((

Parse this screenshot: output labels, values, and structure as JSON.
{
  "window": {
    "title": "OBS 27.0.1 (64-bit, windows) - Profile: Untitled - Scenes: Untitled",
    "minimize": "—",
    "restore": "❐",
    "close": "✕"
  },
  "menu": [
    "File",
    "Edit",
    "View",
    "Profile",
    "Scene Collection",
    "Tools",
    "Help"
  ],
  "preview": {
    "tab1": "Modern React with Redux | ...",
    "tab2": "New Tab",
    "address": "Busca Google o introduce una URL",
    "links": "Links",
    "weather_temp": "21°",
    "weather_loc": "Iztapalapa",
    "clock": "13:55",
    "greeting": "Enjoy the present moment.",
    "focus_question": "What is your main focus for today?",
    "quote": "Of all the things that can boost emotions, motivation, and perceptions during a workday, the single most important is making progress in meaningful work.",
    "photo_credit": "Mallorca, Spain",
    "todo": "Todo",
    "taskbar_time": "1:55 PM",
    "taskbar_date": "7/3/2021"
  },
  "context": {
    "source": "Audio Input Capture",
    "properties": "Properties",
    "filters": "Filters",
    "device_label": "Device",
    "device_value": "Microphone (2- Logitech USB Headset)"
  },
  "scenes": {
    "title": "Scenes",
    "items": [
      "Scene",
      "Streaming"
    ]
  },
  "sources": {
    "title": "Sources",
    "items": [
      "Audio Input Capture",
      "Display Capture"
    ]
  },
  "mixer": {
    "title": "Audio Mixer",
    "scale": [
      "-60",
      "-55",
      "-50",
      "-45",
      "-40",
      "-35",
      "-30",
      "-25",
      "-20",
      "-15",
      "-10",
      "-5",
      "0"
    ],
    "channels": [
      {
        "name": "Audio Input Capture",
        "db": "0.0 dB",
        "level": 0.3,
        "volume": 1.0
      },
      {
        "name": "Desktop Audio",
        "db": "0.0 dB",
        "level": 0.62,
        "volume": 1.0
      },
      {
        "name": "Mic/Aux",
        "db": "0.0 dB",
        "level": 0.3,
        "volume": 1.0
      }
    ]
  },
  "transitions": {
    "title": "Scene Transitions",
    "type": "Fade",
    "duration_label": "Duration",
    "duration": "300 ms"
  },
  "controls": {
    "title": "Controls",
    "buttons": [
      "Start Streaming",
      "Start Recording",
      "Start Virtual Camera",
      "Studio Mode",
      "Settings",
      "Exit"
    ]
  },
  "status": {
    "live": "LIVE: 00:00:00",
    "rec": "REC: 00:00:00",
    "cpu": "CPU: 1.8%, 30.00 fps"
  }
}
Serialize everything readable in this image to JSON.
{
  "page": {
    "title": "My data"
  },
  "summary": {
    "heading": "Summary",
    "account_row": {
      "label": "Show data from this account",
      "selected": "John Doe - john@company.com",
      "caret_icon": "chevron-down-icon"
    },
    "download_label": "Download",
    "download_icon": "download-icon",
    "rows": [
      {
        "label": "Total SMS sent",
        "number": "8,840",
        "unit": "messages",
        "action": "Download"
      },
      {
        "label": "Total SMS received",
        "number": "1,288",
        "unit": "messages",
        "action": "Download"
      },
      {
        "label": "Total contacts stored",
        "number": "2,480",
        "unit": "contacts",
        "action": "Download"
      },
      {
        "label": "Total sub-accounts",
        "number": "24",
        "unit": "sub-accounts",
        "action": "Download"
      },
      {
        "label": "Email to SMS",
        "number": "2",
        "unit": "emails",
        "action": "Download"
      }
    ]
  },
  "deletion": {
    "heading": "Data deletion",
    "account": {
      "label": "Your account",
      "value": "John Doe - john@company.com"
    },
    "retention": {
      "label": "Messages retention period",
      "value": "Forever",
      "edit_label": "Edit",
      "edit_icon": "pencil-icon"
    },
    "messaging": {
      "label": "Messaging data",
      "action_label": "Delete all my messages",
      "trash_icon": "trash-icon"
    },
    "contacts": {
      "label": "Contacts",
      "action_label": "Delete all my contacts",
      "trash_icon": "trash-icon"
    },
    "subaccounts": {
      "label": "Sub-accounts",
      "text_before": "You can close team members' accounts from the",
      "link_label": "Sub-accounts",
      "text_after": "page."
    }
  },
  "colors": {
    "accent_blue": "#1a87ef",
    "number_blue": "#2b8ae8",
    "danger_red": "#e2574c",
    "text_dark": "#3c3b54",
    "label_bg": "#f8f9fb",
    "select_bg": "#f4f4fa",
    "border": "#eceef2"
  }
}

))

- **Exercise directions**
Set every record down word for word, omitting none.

- **Expected output**
Parse this screenshot: output labels, values, and structure as JSON.
{
  "window": {
    "title": "OBS 27.0.1 (64-bit, windows) - Profile: Untitled - Scenes: Untitled",
    "minimize": "—",
    "restore": "❐",
    "close": "✕"
  },
  "menu": [
    "File",
    "Edit",
    "View",
    "Profile",
    "Scene Collection",
    "Tools",
    "Help"
  ],
  "preview": {
    "tab1": "Modern React with Redux | ...",
    "tab2": "New Tab",
    "address": "Busca Google o introduce una URL",
    "links": "Links",
    "weather_temp": "21°",
    "weather_loc": "Iztapalapa",
    "clock": "13:55",
    "greeting": "Enjoy the present moment.",
    "focus_question": "What is your main focus for today?",
    "quote": "Of all the things that can boost emotions, motivation, and perceptions during a workday, the single most important is making progress in meaningful work.",
    "photo_credit": "Mallorca, Spain",
    "todo": "Todo",
    "taskbar_time": "1:55 PM",
    "taskbar_date": "7/3/2021"
  },
  "context": {
    "source": "Audio Input Capture",
    "properties": "Properties",
    "filters": "Filters",
    "device_label": "Device",
    "device_value": "Microphone (2- Logitech USB Headset)"
  },
  "scenes": {
    "title": "Scenes",
    "items": [
      "Scene",
      "Streaming"
    ]
  },
  "sources": {
    "title": "Sources",
    "items": [
      "Audio Input Capture",
      "Display Capture"
    ]
  },
  "mixer": {
    "title": "Audio Mixer",
    "scale": [
      "-60",
      "-55",
      "-50",
      "-45",
      "-40",
      "-35",
      "-30",
      "-25",
      "-20",
      "-15",
      "-10",
      "-5",
      "0"
    ],
    "channels": [
      {
        "name": "Audio Input Capture",
        "db": "0.0 dB",
        "level": 0.3,
        "volume": 1.0
      },
      {
        "name": "Desktop Audio",
        "db": "0.0 dB",
        "level": 0.62,
        "volume": 1.0
      },
      {
        "name": "Mic/Aux",
        "db": "0.0 dB",
        "level": 0.3,
        "volume": 1.0
      }
    ]
  },
  "transitions": {
    "title": "Scene Transitions",
    "type": "Fade",
    "duration_label": "Duration",
    "duration": "300 ms"
  },
  "controls": {
    "title": "Controls",
    "buttons": [
      "Start Streaming",
      "Start Recording",
      "Start Virtual Camera",
      "Studio Mode",
      "Settings",
      "Exit"
    ]
  },
  "status": {
    "live": "LIVE: 00:00:00",
    "rec": "REC: 00:00:00",
    "cpu": "CPU: 1.8%, 30.00 fps"
  }
}
Serialize everything readable in this image to JSON.
{
  "page": {
    "title": "My data"
  },
  "summary": {
    "heading": "Summary",
    "account_row": {
      "label": "Show data from this account",
      "selected": "John Doe - john@company.com",
      "caret_icon": "chevron-down-icon"
    },
    "download_label": "Download",
    "download_icon": "download-icon",
    "rows": [
      {
        "label": "Total SMS sent",
        "number": "8,840",
        "unit": "messages",
        "action": "Download"
      },
      {
        "label": "Total SMS received",
        "number": "1,288",
        "unit": "messages",
        "action": "Download"
      },
      {
        "label": "Total contacts stored",
        "number": "2,480",
        "unit": "contacts",
        "action": "Download"
      },
      {
        "label": "Total sub-accounts",
        "number": "24",
        "unit": "sub-accounts",
        "action": "Download"
      },
      {
        "label": "Email to SMS",
        "number": "2",
        "unit": "emails",
        "action": "Download"
      }
    ]
  },
  "deletion": {
    "heading": "Data deletion",
    "account": {
      "label": "Your account",
      "value": "John Doe - john@company.com"
    },
    "retention": {
      "label": "Messages retention period",
      "value": "Forever",
      "edit_label": "Edit",
      "edit_icon": "pencil-icon"
    },
    "messaging": {
      "label": "Messaging data",
      "action_label": "Delete all my messages",
      "trash_icon": "trash-icon"
    },
    "contacts": {
      "label": "Contacts",
      "action_label": "Delete all my contacts",
      "trash_icon": "trash-icon"
    },
    "subaccounts": {
      "label": "Sub-accounts",
      "text_before": "You can close team members' accounts from the",
      "link_label": "Sub-accounts",
      "text_after": "page."
    }
  },
  "colors": {
    "accent_blue": "#1a87ef",
    "number_blue": "#2b8ae8",
    "danger_red": "#e2574c",
    "text_dark": "#3c3b54",
    "label_bg": "#f8f9fb",
    "select_bg": "#f4f4fa",
    "border": "#eceef2"
  }
}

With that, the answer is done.